Return every line of the data below, exactly.

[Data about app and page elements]
__________________________________________________
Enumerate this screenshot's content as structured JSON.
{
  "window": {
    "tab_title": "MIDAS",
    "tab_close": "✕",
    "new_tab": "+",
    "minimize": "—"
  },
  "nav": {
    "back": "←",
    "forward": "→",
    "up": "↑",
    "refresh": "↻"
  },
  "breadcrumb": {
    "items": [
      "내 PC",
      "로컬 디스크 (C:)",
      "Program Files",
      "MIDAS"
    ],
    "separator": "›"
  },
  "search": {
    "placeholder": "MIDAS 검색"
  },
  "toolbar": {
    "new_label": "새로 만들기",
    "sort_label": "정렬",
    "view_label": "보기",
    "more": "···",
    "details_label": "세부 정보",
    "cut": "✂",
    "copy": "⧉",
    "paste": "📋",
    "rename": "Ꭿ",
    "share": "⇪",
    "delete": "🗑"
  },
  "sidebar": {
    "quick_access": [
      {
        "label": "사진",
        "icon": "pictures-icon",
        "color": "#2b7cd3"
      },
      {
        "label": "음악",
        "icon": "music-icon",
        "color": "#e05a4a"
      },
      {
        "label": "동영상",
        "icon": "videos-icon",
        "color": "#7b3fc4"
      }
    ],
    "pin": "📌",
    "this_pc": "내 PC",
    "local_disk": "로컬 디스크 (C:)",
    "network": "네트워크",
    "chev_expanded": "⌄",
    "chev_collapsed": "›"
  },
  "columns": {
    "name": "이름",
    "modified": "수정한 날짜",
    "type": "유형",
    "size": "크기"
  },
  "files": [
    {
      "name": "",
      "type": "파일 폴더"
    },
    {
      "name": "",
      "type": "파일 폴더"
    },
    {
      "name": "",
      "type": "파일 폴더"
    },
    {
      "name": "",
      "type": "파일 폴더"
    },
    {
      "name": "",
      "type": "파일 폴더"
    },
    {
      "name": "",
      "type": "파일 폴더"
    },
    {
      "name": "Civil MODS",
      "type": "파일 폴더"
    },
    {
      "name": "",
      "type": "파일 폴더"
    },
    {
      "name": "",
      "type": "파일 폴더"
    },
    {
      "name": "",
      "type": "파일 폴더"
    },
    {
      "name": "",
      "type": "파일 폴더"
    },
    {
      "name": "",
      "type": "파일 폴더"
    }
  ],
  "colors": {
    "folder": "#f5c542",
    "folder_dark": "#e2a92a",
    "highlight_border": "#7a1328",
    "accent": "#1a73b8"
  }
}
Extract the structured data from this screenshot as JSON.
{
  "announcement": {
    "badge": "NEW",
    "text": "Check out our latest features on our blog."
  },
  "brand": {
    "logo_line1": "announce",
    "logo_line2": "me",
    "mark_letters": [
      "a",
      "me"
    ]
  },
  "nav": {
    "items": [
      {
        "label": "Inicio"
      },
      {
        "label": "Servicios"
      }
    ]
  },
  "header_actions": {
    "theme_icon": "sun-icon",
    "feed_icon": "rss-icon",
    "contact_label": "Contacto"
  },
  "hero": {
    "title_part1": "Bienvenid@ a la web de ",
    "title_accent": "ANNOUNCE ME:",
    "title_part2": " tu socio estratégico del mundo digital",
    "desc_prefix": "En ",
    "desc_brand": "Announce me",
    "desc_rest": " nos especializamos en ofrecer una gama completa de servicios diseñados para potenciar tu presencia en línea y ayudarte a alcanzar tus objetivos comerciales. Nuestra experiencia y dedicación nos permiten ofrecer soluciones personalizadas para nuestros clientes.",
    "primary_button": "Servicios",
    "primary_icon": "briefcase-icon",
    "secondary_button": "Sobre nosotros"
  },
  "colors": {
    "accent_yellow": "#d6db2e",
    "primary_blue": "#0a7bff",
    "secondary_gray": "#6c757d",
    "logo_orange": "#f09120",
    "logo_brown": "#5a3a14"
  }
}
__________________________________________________
# Solved exercise
Enumerate this screenshot's content as structured JSON.
{
  "window": {
    "tab_title": "MIDAS",
    "tab_close": "✕",
    "new_tab": "+",
    "minimize": "—"
  },
  "nav": {
    "back": "←",
    "forward": "→",
    "up": "↑",
    "refresh": "↻"
  },
  "breadcrumb": {
    "items": [
      "내 PC",
      "로컬 디스크 (C:)",
      "Program Files",
      "MIDAS"
    ],
    "separator": "›"
  },
  "search": {
    "placeholder": "MIDAS 검색"
  },
  "toolbar": {
    "new_label": "새로 만들기",
    "sort_label": "정렬",
    "view_label": "보기",
    "more": "···",
    "details_label": "세부 정보",
    "cut": "✂",
    "copy": "⧉",
    "paste": "📋",
    "rename": "Ꭿ",
    "share": "⇪",
    "delete": "🗑"
  },
  "sidebar": {
    "quick_access": [
      {
        "label": "사진",
        "icon": "pictures-icon",
        "color": "#2b7cd3"
      },
      {
        "label": "음악",
        "icon": "music-icon",
        "color": "#e05a4a"
      },
      {
        "label": "동영상",
        "icon": "videos-icon",
        "color": "#7b3fc4"
      }
    ],
    "pin": "📌",
    "this_pc": "내 PC",
    "local_disk": "로컬 디스크 (C:)",
    "network": "네트워크",
    "chev_expanded": "⌄",
    "chev_collapsed": "›"
  },
  "columns": {
    "name": "이름",
    "modified": "수정한 날짜",
    "type": "유형",
    "size": "크기"
  },
  "files": [
    {
      "name": "",
      "type": "파일 폴더"
    },
    {
      "name": "",
      "type": "파일 폴더"
    },
    {
      "name": "",
      "type": "파일 폴더"
    },
    {
      "name": "",
      "type": "파일 폴더"
    },
    {
      "name": "",
      "type": "파일 폴더"
    },
    {
      "name": "",
      "type": "파일 폴더"
    },
    {
      "name": "Civil MODS",
      "type": "파일 폴더"
    },
    {
      "name": "",
      "type": "파일 폴더"
    },
    {
      "name": "",
      "type": "파일 폴더"
    },
    {
      "name": "",
      "type": "파일 폴더"
    },
    {
      "name": "",
      "type": "파일 폴더"
    },
    {
      "name": "",
      "type": "파일 폴더"
    }
  ],
  "colors": {
    "folder": "#f5c542",
    "folder_dark": "#e2a92a",
    "highlight_border": "#7a1328",
    "accent": "#1a73b8"
  }
}
Extract the structured data from this screenshot as JSON.
{
  "announcement": {
    "badge": "NEW",
    "text": "Check out our latest features on our blog."
  },
  "brand": {
    "logo_line1": "announce",
    "logo_line2": "me",
    "mark_letters": [
      "a",
      "me"
    ]
  },
  "nav": {
    "items": [
      {
        "label": "Inicio"
      },
      {
        "label": "Servicios"
      }
    ]
  },
  "header_actions": {
    "theme_icon": "sun-icon",
    "feed_icon": "rss-icon",
    "contact_label": "Contacto"
  },
  "hero": {
    "title_part1": "Bienvenid@ a la web de ",
    "title_accent": "ANNOUNCE ME:",
    "title_part2": " tu socio estratégico del mundo digital",
    "desc_prefix": "En ",
    "desc_brand": "Announce me",
    "desc_rest": " nos especializamos en ofrecer una gama completa de servicios diseñados para potenciar tu presencia en línea y ayudarte a alcanzar tus objetivos comerciales. Nuestra experiencia y dedicación nos permiten ofrecer soluciones personalizadas para nuestros clientes.",
    "primary_button": "Servicios",
    "primary_icon": "briefcase-icon",
    "secondary_button": "Sobre nosotros"
  },
  "colors": {
    "accent_yellow": "#d6db2e",
    "primary_blue": "#0a7bff",
    "secondary_gray": "#6c757d",
    "logo_orange": "#f09120",
    "logo_brown": "#5a3a14"
  }
}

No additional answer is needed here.